Socrates was guilty.

Toward the end of his life, Socrates stood trial on the charges of disbelief in the gods, corrupting the youth, and (humorously) “making the worse argument seem the stronger”. The whole trial is recounted in one of Plato’s dialogues, (named ‘Apology’). Socrates was convicted of all charges, and the penalty was death.

It’s standard fare to hear that Socrates was wrongly convicted, suffered under an unjust ruling, and was martyred for the cause of philosophy. “He was innocent”, you hear.

Well, that’s wrong. Socrates was rightly convicted; he was guilty. Absolutely guilty of the charges, and I can prove it. I can prove that he even very likely lied in the courtroom.

Everybody has heard the line that Socrates is famous for: “I know that I know nothing”—his famous, seemingly contradictory, disavowal of knowledge. Of course, it’s not a contradiction because Socrates is equivocating on the word ‘knowledge’. Here’s what he says,

So, the equivocation is apparent.
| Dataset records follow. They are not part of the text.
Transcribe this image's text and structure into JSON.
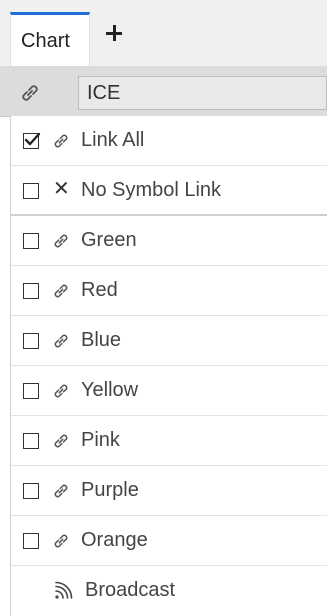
{
  "tabs": [
    {
      "label": "Chart",
      "active": true
    }
  ],
  "add_tab_icon": "plus-icon",
  "symbol": {
    "value": "ICE",
    "icon": "link-icon"
  },
  "link_menu": {
    "items": [
      {
        "label": "Link All",
        "checked": true,
        "icon": "link-icon"
      },
      {
        "label": "No Symbol Link",
        "checked": false,
        "icon": "close-icon"
      },
      {
        "label": "Green",
        "checked": false,
        "icon": "link-icon"
      },
      {
        "label": "Red",
        "checked": false,
        "icon": "link-icon"
      },
      {
        "label": "Blue",
        "checked": false,
        "icon": "link-icon"
      },
      {
        "label": "Yellow",
        "checked": false,
        "icon": "link-icon"
      },
      {
        "label": "Pink",
        "checked": false,
        "icon": "link-icon"
      },
      {
        "label": "Purple",
        "checked": false,
        "icon": "link-icon"
      },
      {
        "label": "Orange",
        "checked": false,
        "icon": "link-icon"
      }
    ],
    "broadcast": {
      "label": "Broadcast",
      "icon": "broadcast-icon"
    }
  },
  "colors": {
    "tab_accent": "#1e6fd9"
  }
}
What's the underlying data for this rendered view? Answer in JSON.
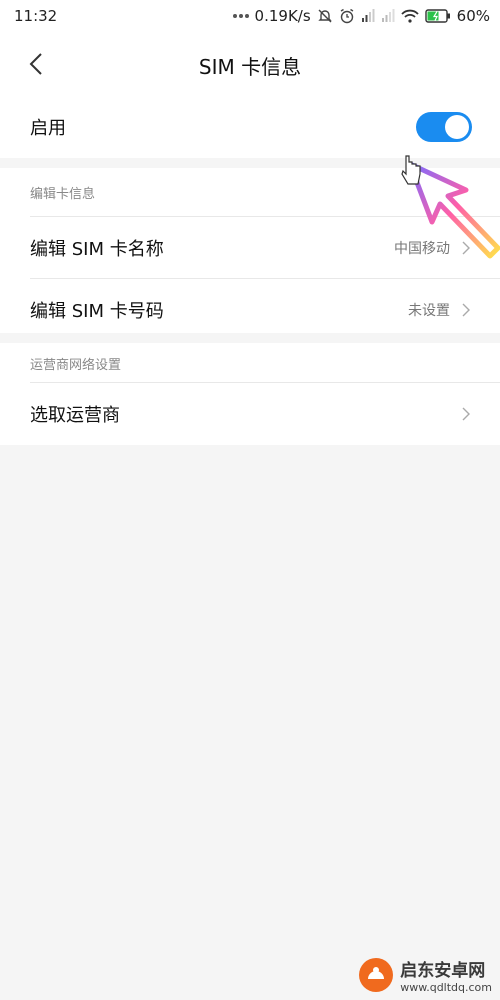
{
  "status_bar": {
    "time": "11:32",
    "network_speed": "0.19K/s",
    "battery": "60%"
  },
  "nav": {
    "title": "SIM  卡信息"
  },
  "enable": {
    "label": "启用",
    "state": "on"
  },
  "card_info": {
    "header": "编辑卡信息",
    "rows": [
      {
        "label": "编辑 SIM 卡名称",
        "value": "中国移动"
      },
      {
        "label": "编辑 SIM 卡号码",
        "value": "未设置"
      }
    ]
  },
  "carrier": {
    "header": "运营商网络设置",
    "rows": [
      {
        "label": "选取运营商",
        "value": ""
      }
    ]
  },
  "watermark": {
    "name": "启东安卓网",
    "url": "www.qdltdq.com"
  },
  "colors": {
    "accent": "#1a8cf0",
    "background": "#f5f5f5"
  }
}
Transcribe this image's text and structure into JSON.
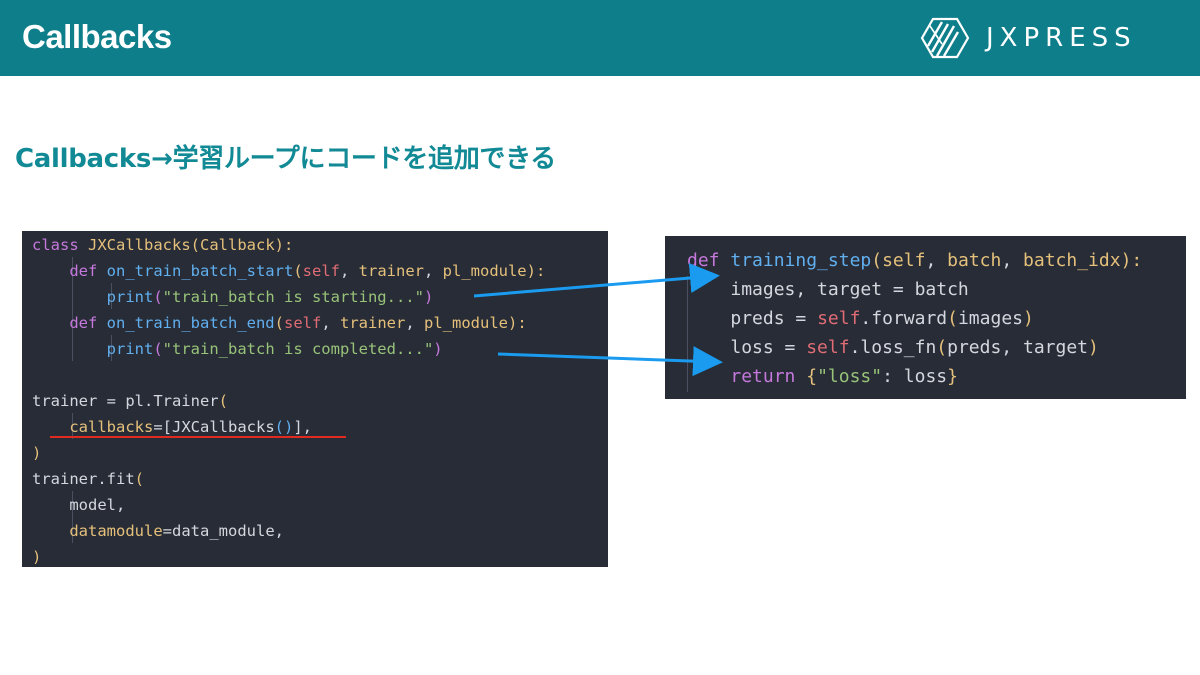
{
  "header": {
    "title": "Callbacks",
    "brand_name": "JXPRESS",
    "colors": {
      "header_bg": "#0d7e8a",
      "accent_teal": "#128a96"
    }
  },
  "slide": {
    "subtitle": "Callbacks→学習ループにコードを追加できる"
  },
  "code_left": {
    "line1": {
      "kw": "class",
      "name": "JXCallbacks",
      "open": "(",
      "base": "Callback",
      "close": "):"
    },
    "line2": {
      "kw": "def",
      "fn": "on_train_batch_start",
      "open": "(",
      "self": "self",
      "sep1": ", ",
      "p1": "trainer",
      "sep2": ", ",
      "p2": "pl_module",
      "close": "):"
    },
    "line3": {
      "fn": "print",
      "open": "(",
      "str": "\"train_batch is starting...\"",
      "close": ")"
    },
    "line4": {
      "kw": "def",
      "fn": "on_train_batch_end",
      "open": "(",
      "self": "self",
      "sep1": ", ",
      "p1": "trainer",
      "sep2": ", ",
      "p2": "pl_module",
      "close": "):"
    },
    "line5": {
      "fn": "print",
      "open": "(",
      "str": "\"train_batch is completed...\"",
      "close": ")"
    },
    "line7": {
      "text": "trainer = pl.Trainer",
      "open": "("
    },
    "line8": {
      "param": "callbacks",
      "eq": "=[",
      "call": "JXCallbacks",
      "parens": "()",
      "close": "],"
    },
    "line9": {
      "close": ")"
    },
    "line10": {
      "text": "trainer.fit",
      "open": "("
    },
    "line11": {
      "text": "model,"
    },
    "line12": {
      "param": "datamodule",
      "eq": "=",
      "value": "data_module,"
    },
    "line13": {
      "close": ")"
    }
  },
  "code_right": {
    "line1": {
      "kw": "def",
      "fn": "training_step",
      "open": "(",
      "self": "self",
      "sep1": ", ",
      "p1": "batch",
      "sep2": ", ",
      "p2": "batch_idx",
      "close": "):"
    },
    "line2": {
      "text": "images, target = batch"
    },
    "line3": {
      "pre": "preds = ",
      "self": "self",
      "dot": ".",
      "attr": "forward",
      "open": "(",
      "arg": "images",
      "close": ")"
    },
    "line4": {
      "pre": "loss = ",
      "self": "self",
      "dot": ".",
      "attr": "loss_fn",
      "open": "(",
      "arg": "preds, target",
      "close": ")"
    },
    "line5": {
      "kw": "return",
      "open": " {",
      "str": "\"loss\"",
      "mid": ": loss",
      "close": "}"
    }
  },
  "colors": {
    "code_bg": "#272c36",
    "arrow": "#1a9bf0",
    "underline": "#e0291f"
  }
}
There’s two kinds of knowledge: (1) What we usually call “metaphysical” knowledge, and (2) what we usually call “moral” knowledge. And it is clear that Socrates’ disavowal is a disavowal of metaphysical knowledge—not moral knowledge. Herein lies the snub to the gods. To know that you know nothing about the gods is to know that you don’t certainly believe in them.

Charge of impiety: Guilty.

Next charge: corrupting the youth…

Socrates makes multiple claims in the same dialogue to have been bestowed various truths by the gods. If you want to look them up, here’s the references to paragraphs: 30a5, 31d, 33c4. He even claims to have a divine voice in his head, that he calls a “daimon”. What do you make of someone who claims divine inspiration, but also has been shown not to believe in the gods? —A faker.

Charge of corruption: Guilty.

I am a river.

I think anyone willing to die for a belief system is usually retarded.

I’d think it’s possible to believe in Gods while not presuming to know anything about them. That is, to believe, rather than know, they exist. Lots of theists seem to treat God and his behavior as incomprehensible.

Anyway, I always kind of took his “I know that I know nothing” quote to imply a lack of certainty rather than a lack of belief.

I pretty much agree with this. I think you’ve vindicated Socrates from my renewed attacks. I was going to say that you can’t very well believe in the gods if you don’t know anything that’s said about the gods. But I think that would confuse knowing what’s said about the gods (by people) with knowing what the gods actually do. Socrates can know all of the stories about the gods, but not know if they’re true, but believe that they are. And the difference between belief and knowledge is degree of certitude.

Although, Socrates does claim to be divinely inspired, and yet claims to have no metaphysical knowledge (i.e., knowledge of the gods). Either he’s lying about being divinely inspired, or not justified in claiming that he is, or he is snubbing the gods by either making himself one, or putting them on our level. I just don’t think this is enough for a conviction on impiety.

However, why would someone who has no metaphysical knowledge claim to believe in a metaphysical claim—namely, about the existence of gods. It’s not justified, even if ‘belief’ requires less certitude. If you know nothing about the realm of the gods, then you surely don’t know if there are even such things as gods. More importantly, you haven’t even the slightest reason to believe one thing rather than another. Hence, I think he’s corrupt—and corrupting the youth for that matter.

That’s surely false. Many people died fighting for the belief that the Nazis were in the wrong.

The last is a humorous charge, but I agree with it. I don’t see it as an issue for the courts, but I have always found him guilty of this - at least as he is presented in texts he did not write.

Thanks for this. I actually did not know the context of this quote that has always bothered me, especially how it is used these days.

Is a lack of certainty, however, a disbelief?

It seems to me he is disvowing knowledge of said deities, but not necessarily belief in them, which is generally distinguished from knowledge.

Of course he was rightly convicted of the charges! He was guilty of them, it’s just a few thousand years later he was not, hell a few hundred.